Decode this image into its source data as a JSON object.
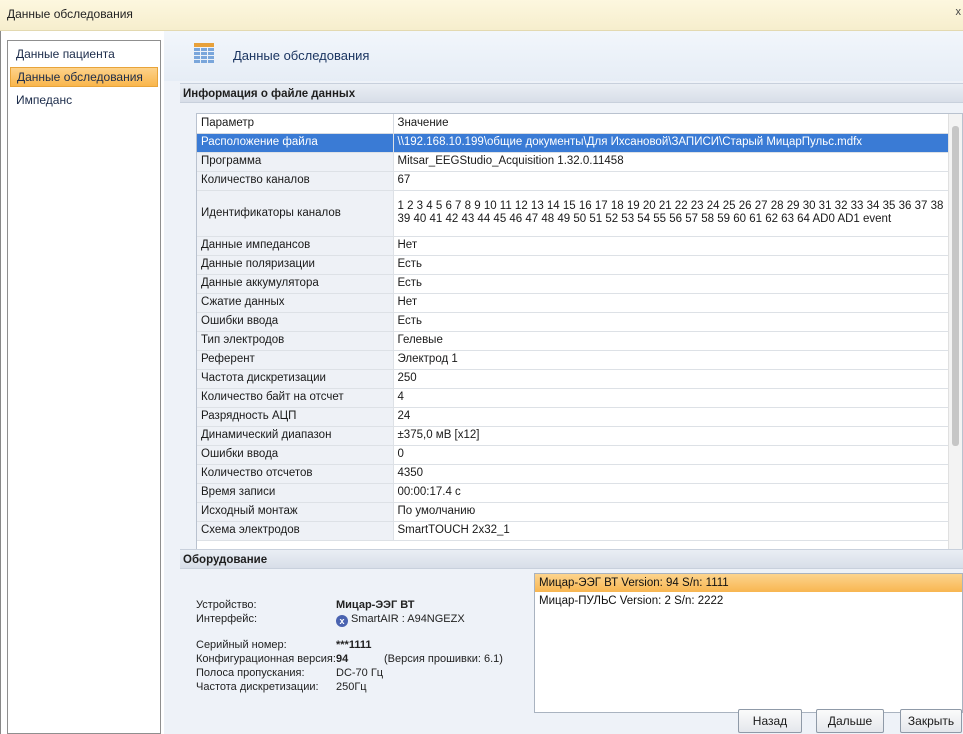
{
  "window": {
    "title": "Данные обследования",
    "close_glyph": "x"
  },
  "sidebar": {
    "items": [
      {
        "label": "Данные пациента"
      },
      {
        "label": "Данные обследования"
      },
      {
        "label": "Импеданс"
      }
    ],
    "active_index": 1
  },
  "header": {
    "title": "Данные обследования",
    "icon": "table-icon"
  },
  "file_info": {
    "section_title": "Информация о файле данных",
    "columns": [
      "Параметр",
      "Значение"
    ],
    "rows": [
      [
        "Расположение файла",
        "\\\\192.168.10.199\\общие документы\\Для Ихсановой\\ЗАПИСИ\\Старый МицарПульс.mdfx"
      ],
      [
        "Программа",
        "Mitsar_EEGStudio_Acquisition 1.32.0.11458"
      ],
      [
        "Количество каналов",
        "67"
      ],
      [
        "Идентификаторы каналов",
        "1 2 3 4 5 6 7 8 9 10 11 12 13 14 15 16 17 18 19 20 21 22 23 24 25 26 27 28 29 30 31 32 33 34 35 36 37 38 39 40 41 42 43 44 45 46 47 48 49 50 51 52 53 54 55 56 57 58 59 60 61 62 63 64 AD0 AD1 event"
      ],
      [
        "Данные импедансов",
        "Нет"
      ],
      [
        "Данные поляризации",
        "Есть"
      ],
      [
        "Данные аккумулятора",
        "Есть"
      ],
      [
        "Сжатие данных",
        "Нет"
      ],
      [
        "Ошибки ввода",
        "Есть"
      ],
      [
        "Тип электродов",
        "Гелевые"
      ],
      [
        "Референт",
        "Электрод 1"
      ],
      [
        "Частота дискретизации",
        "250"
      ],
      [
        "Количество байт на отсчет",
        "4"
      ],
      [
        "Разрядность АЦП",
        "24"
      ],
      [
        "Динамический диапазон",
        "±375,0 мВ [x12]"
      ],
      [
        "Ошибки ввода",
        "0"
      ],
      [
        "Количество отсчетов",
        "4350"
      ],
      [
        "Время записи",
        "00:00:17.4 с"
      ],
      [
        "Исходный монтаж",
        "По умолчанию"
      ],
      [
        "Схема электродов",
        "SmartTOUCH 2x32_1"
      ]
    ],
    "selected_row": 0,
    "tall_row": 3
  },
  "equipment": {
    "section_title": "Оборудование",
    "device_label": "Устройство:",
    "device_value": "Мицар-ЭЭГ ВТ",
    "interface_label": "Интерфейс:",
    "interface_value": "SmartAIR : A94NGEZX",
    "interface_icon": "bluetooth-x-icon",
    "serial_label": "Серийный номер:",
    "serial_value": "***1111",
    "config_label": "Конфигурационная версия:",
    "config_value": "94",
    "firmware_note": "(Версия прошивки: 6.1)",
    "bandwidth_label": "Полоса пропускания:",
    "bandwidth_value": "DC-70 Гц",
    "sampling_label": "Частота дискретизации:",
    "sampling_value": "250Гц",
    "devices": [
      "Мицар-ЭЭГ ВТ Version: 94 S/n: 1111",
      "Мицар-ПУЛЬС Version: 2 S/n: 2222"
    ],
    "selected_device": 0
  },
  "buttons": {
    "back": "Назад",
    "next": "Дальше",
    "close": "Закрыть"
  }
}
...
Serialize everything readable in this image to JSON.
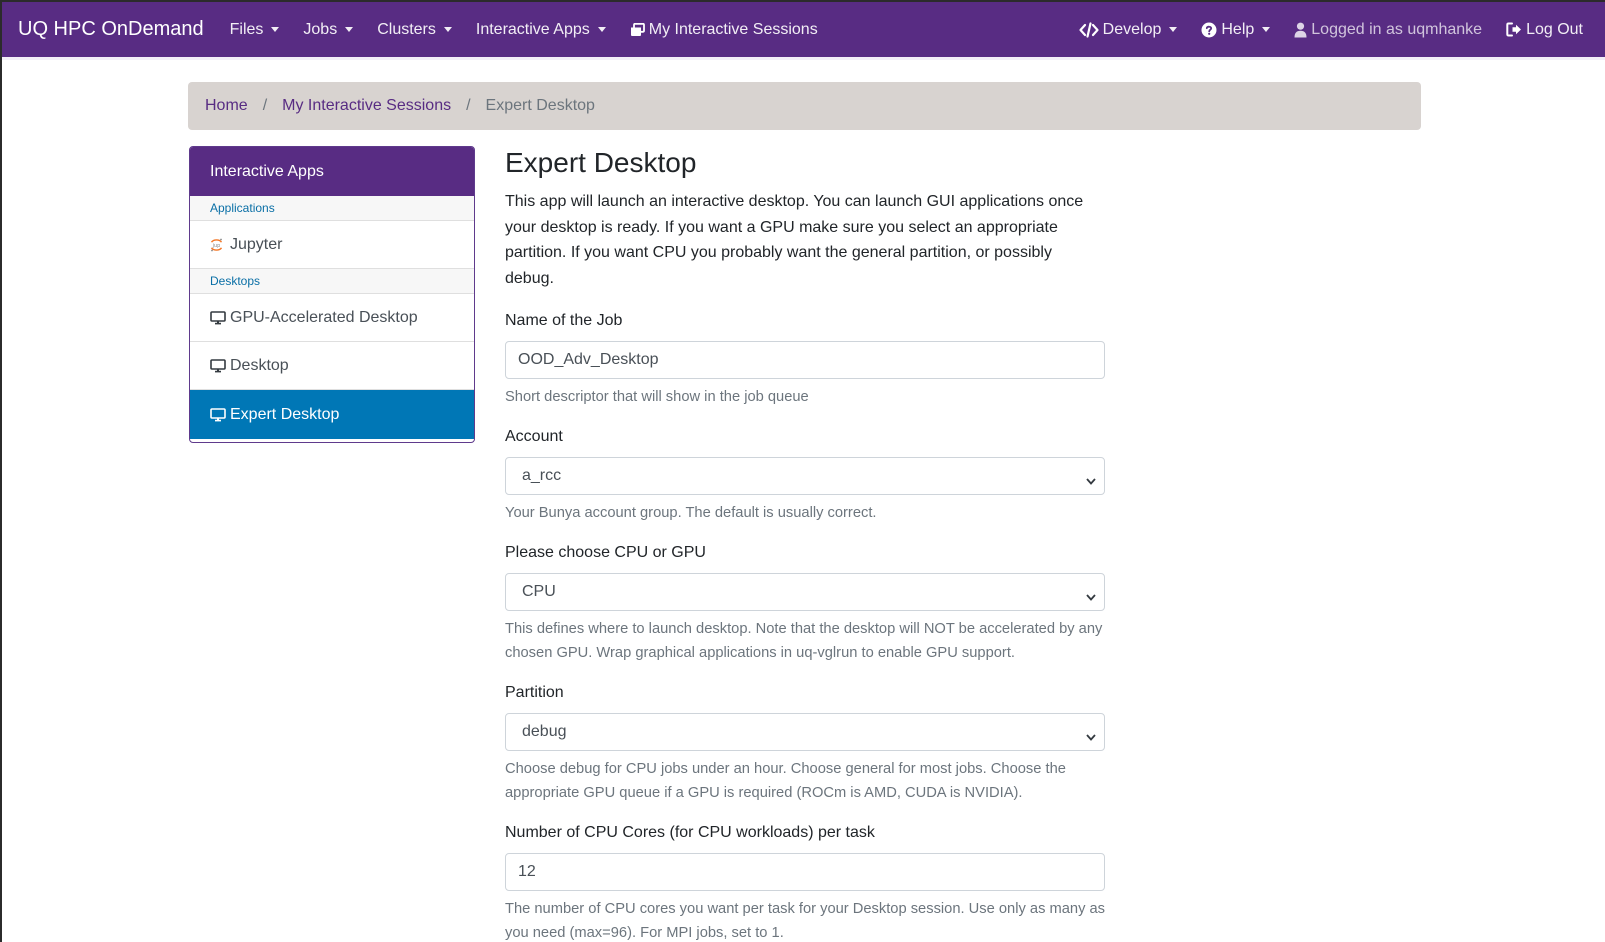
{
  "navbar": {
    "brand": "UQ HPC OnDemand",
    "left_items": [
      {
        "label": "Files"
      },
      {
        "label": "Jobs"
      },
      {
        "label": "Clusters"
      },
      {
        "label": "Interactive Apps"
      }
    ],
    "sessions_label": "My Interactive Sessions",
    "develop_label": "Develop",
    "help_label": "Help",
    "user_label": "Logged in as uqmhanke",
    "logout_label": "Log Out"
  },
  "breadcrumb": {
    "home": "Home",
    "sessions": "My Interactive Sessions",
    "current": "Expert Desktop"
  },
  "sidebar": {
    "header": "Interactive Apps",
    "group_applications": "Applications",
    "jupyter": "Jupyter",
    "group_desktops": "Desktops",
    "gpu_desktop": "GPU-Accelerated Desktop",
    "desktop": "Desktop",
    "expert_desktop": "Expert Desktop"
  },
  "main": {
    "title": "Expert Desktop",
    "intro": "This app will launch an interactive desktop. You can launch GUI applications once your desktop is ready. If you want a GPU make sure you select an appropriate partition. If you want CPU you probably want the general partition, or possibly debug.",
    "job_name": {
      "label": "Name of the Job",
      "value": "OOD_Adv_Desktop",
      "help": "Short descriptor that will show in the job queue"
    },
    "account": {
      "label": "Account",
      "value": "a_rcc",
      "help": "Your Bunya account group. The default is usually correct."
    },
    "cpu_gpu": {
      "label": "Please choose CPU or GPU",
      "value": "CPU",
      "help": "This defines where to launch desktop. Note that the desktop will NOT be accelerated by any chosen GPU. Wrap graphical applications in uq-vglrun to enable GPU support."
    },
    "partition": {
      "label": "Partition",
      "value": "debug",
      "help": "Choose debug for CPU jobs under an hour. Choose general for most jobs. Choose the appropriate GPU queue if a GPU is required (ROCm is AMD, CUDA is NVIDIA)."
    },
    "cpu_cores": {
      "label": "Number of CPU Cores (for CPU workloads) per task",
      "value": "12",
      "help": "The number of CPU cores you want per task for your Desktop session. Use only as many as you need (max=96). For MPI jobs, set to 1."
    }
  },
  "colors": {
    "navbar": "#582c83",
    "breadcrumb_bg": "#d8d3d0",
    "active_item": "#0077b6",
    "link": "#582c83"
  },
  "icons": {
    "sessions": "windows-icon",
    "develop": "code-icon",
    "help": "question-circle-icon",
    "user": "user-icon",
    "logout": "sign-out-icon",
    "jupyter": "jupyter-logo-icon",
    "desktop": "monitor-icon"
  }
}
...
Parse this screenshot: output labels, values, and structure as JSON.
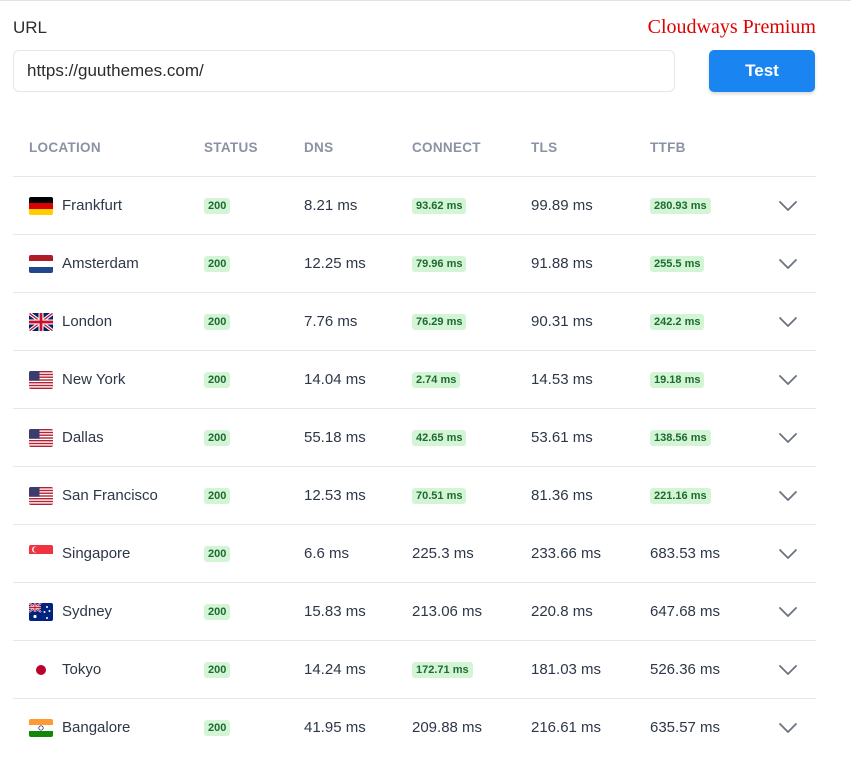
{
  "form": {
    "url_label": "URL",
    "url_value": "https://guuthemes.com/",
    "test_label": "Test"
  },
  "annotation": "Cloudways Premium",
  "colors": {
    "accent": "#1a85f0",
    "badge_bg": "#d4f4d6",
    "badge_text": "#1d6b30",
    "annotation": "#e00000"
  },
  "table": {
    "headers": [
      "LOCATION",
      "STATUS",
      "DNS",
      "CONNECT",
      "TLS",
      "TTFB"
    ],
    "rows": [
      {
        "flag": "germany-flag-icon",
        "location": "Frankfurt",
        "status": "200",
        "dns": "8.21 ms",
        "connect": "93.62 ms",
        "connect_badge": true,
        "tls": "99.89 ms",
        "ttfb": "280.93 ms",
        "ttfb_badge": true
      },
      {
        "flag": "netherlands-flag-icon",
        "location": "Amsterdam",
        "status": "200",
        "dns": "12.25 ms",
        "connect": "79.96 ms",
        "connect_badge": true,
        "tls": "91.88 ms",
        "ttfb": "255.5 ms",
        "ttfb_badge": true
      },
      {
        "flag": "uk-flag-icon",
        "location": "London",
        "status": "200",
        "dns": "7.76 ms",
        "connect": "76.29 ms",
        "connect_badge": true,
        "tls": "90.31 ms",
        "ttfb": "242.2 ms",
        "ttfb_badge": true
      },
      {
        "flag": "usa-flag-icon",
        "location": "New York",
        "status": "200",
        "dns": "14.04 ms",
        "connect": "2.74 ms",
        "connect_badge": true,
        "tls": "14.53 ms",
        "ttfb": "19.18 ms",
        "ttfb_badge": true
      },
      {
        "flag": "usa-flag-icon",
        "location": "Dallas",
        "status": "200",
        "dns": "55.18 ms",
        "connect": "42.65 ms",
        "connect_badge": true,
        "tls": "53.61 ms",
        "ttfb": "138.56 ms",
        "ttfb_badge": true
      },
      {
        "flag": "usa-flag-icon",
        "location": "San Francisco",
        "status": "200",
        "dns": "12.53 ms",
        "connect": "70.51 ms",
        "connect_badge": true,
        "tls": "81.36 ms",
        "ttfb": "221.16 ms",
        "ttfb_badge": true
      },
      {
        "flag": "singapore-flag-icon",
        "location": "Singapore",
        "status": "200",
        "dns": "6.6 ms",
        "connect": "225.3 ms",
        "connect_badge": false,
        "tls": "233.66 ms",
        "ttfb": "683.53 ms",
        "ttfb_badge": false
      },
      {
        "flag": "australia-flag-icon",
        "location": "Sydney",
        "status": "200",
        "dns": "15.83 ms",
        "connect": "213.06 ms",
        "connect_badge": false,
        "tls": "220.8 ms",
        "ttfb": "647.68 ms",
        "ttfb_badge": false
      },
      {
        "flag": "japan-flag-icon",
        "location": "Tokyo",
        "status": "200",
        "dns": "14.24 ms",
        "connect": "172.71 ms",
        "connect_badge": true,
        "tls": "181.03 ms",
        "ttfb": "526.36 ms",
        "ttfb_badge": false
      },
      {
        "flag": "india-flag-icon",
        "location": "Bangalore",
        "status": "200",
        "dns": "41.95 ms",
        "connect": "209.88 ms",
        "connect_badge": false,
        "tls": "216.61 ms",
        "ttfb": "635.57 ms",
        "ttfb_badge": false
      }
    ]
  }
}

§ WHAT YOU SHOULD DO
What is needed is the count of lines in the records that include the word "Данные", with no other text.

§ RESULT BELOW
7